Each month we profile an innovative, growing company from across the Greater South East of England. Founded in 2016, London-based COMPASS Pathways’ ambition is to be a leading company in mental health innovation. Their first major initiative is developing psilocybin therapy through late-stage clinical trials in Europe and North America for patients with treatment-resistant depression. We met with Ekaterina Malievskaia, Chief Medical Officer and Co-Founder and George Goldsmith, Chairman and Co-Founder, to find out more.

Tell us about the mission of COMPASS Pathways.

K: Our mission is about access to innovation. We want to accelerate patient access to evidence-based innovation in mental health. We want to empower patients and to help them get access to the right treatments. Our first initiative is working with psilocybin, which is an active ingredient in magic mushrooms. We believe psilocybin is one of the most promising innovations for depression. Depression is one of the fastest growing health problems we face today. And there are 100 million people around the world who suffer with treatment-resistant depression and don’t respond to any existing medications.

How did COMPASS come about?

K: When my son went to college he suddenly developed severe depression. We were looking for solutions for him and we couldn’t find any viable options. Eventually I came across this promising research using psilocybin. Our backgrounds enabled us to find the research and explore different options. Depression is one of the world’s largest unmet needs; we talked to a lot of people along the way who were struggling – patients, parents, families. We started COMPASS so we could help others get access to innovation in mental health.

What’s your background?

K: I am a physician and my background is in private practice and academic medicine in public health in the US, predominately in New York. Some years ago I moved to London and I worked in medical philanthropy in public health, particularly in HIV AIDS in Africa, until we made this change and created COMPASS.

G: I trained in cognitive science and clinical psychology in the US and then realised I wanted to work on a larger scale. I became an entrepreneur in software and in 2002 I created a company called Tapestry Networks, bringing people from private sector and government together to look at effective regulation that enhances innovation, whilst supporting the public good. I worked on regulatory innovation in healthcare, as part of the European Healthcare Innovation Leadership Network, with members from nine countries in Europe and the US focussed on getting the right medicine to the right patient at the right time, and at a cost that society could afford.

Tell us about your Phase IIB trial that is taking place.

G: We are running a randomised controlled trial of psilocybin therapy, manufactured for the first time to GMP (highest manufacturing grade) standards, for treatment-resistant depression. It will be the largest clinical study of its kind and takes place in several clinical trial sites across Europe and North America.
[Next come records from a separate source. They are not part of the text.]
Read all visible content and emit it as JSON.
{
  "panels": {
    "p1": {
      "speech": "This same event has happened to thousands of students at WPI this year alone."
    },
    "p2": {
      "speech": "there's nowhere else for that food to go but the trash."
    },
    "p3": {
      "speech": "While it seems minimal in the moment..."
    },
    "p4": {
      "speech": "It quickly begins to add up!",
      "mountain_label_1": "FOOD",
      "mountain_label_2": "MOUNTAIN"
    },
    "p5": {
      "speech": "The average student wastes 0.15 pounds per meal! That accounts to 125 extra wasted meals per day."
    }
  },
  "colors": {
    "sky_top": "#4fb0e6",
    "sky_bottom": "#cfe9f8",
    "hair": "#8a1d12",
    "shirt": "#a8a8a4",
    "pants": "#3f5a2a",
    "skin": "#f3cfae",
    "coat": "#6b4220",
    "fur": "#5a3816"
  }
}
The trial takes place in a supervised setting, and each of the 216 patients will receive eye shades, a music track to ground them, and the psilocybin – it is a six-hour experience and they are accompanied by a therapist and chaperone at all times. That single treatment can act as a reset for them and could be of benefit for weeks or months after.

K: Before setting up the trial, we took scientific advice from the European Medicines Agency, with representatives from 28 member states and payers from the UK, Norway and the Netherlands, looking at the early signals. They suggested we concentrate on treatment-resistant depression as it is such an unmet need and there has been no serious innovation in this space in a long time. We have actually just received Breakthrough Therapy designation from the FDA, the US regulator – this means they believe our product may show substantial improvement over available therapy and that they will support our clinical development programme to ensure it is as efficient a process as possible.

Why do you think it has taken you two to come along, for there to be major innovation using this psychedelic?

G: There was lots of major innovation with psilocybin before we came along. We are looking at a substance initially developed in 1958, before being made illegal in the 1960s. There was a great deal of promise in the early research and scientific studies. And this started again in the ‘00s. What COMPASS is doing now is looking at the path to patients, and building on the work that has been done, to see how we can safely and effectively develop and use psilocybin therapy.

How you have gone about funding?

G: We were fortunate enough to fund COMPASS ourselves initially. Then we had our seed financing round with three investors to help us to build the case, do the research and manufacture the medicine. We got £25m Series A for this large clinical trial, which is a combination from the seed round, high net worth individuals, and an excellent biotech venture fund from Italy called Principia. People are just very excited by our mission and transforming the patient experience in mental health.

Why did you choose London?

G: The reason I came here years ago was to work on a project with GSK to rethink how we get medicines to the right patients at an affordable price. I couldn’t imagine doing something like that in the US, with such a different health system. I firmly believe that healthcare is a right, rather than a privilege. To be able to develop these approaches in a system that has that as a fundamental value was important to us.

K: It’s partly historic, and partly because of the value it provides. There are many excellent institutions doing innovative work in mental health, in London. All the therapists working in our clinical trial spend time assisting on the Healthy Volunteers Study we are running at the Institute of Psychiatry at King’s College London, which is looking at the effect of psilocybin on cognitive function. Therapists from across Europe, the US and Canada come for up to a week to support the sessions and work with leading international psychedelic psychotherapists. Despite Brexit, these relationships are still strong.

Find out more at https://compasspathways.com